Christmas morning, Elisa spent more time than usual getting ready. She chose her nicest dress and the stockings with the least noticeable holes. She took the pins out of her hair, allowing the overnight curls to fall about her shoulders. She brushed and styled it before putting on her cloche hat. Though the dress and hat were no longer in vogue, they were the nicest she had, and reminded her of happier, easier times. Caleb held her coat as she put it on. Together they walked downstairs, stopping in front of the Clarks' door to leave the mittens and little wooden toys with a simple note Elisa had written, "Merry Christmas from St. Nicholas." She continued down the stairs while Caleb took a moment to knock on the door before joining her.
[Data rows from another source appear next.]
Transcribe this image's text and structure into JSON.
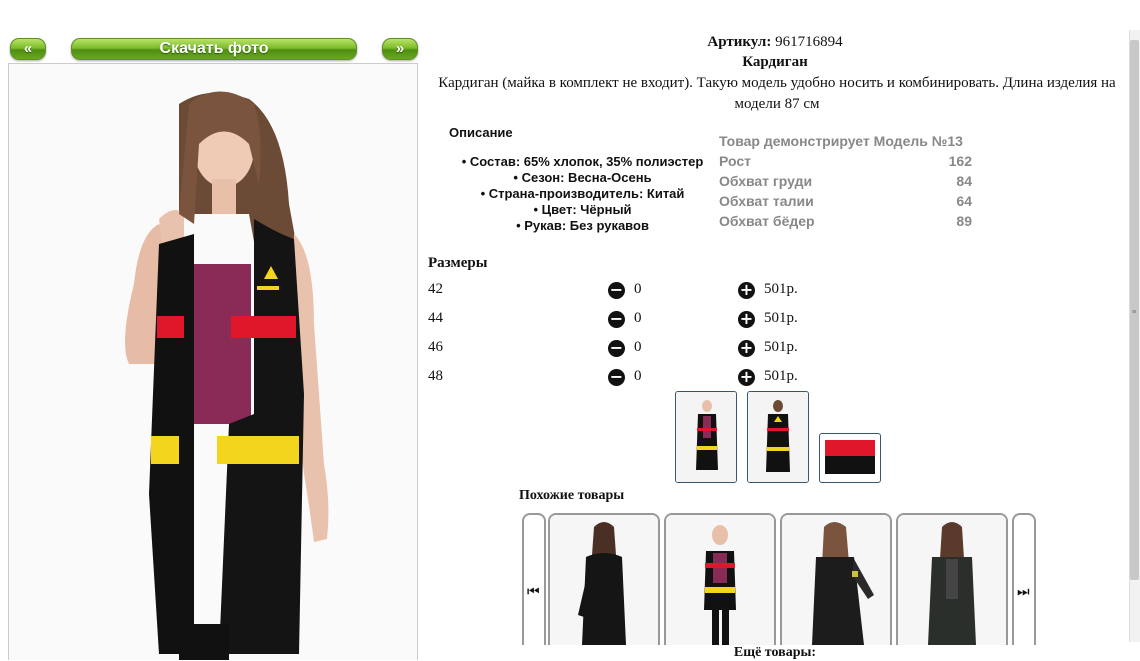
{
  "nav": {
    "prev_label": "«",
    "download_label": "Скачать фото",
    "next_label": "»"
  },
  "product": {
    "article_label": "Артикул:",
    "article_value": "961716894",
    "title": "Кардиган",
    "description": "Кардиган (майка в комплект не входит). Такую модель удобно носить и комбинировать. Длина изделия на модели 87 см"
  },
  "description_section": {
    "heading": "Описание",
    "attributes": [
      "• Состав: 65% хлопок, 35% полиэстер",
      "• Сезон: Весна-Осень",
      "• Страна-производитель: Китай",
      "• Цвет: Чёрный",
      "• Рукав: Без рукавов"
    ]
  },
  "model": {
    "heading": "Товар демонстрирует Модель №13",
    "rows": [
      {
        "label": "Рост",
        "value": "162"
      },
      {
        "label": "Обхват груди",
        "value": "84"
      },
      {
        "label": "Обхват талии",
        "value": "64"
      },
      {
        "label": "Обхват бёдер",
        "value": "89"
      }
    ]
  },
  "sizes": {
    "heading": "Размеры",
    "rows": [
      {
        "size": "42",
        "qty": "0",
        "price": "501р."
      },
      {
        "size": "44",
        "qty": "0",
        "price": "501р."
      },
      {
        "size": "46",
        "qty": "0",
        "price": "501р."
      },
      {
        "size": "48",
        "qty": "0",
        "price": "501р."
      }
    ]
  },
  "similar": {
    "heading": "Похожие товары"
  },
  "more": {
    "heading": "Ещё товары:"
  },
  "colors": {
    "button_green": "#6aa820",
    "vest_black": "#111111",
    "stripe_red": "#e0162b",
    "stripe_yellow": "#f2d51c",
    "top_magenta": "#8a2a56"
  }
}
The Christmas service was beautiful. Reverend Green gave a lovely sermon on the hope of Christ. She leaned against Caleb's side. Despite the hardship she and her husband had faced, she did have hope.
When the service concluded, she and Caleb walked back to their apartment, noting happily that several of the Clark children had donned their new mittens to play in the snow. Elisa allowed herself a tiny smile. As they walked inside, she put the leftover stew on the stovetop to warm before sitting with Caleb next to the Christmas tree. They exchanged gifts, Caleb handing her a small, simply wrapped box. He pulled away the wrapping on the new fingerless gloves she'd made for him with a matching scarf and hat. "These will be perfect in the carpentry shop. It gets so cold in there, but regular gloves would be impractical."
"I'm glad you like them," she said, beginning to untie the strings on the package. When she removed the paper, she gasped to see a velvety jewelry box. Tears pricked her eyes as she lifted the lid to reveal the art deco ring from her dreams. The stones were small, but the twinkling diamonds and rubies could not have been more perfect.
"It's the ring I always wanted for you to have."
"Oh, Caleb," she said quietly. "How did you ever manage it?"
He smiled. "You, my darling, are worth a few small sacrifices each day." He pulled her close for a gentle kiss. "Merry Christmas, Elisa."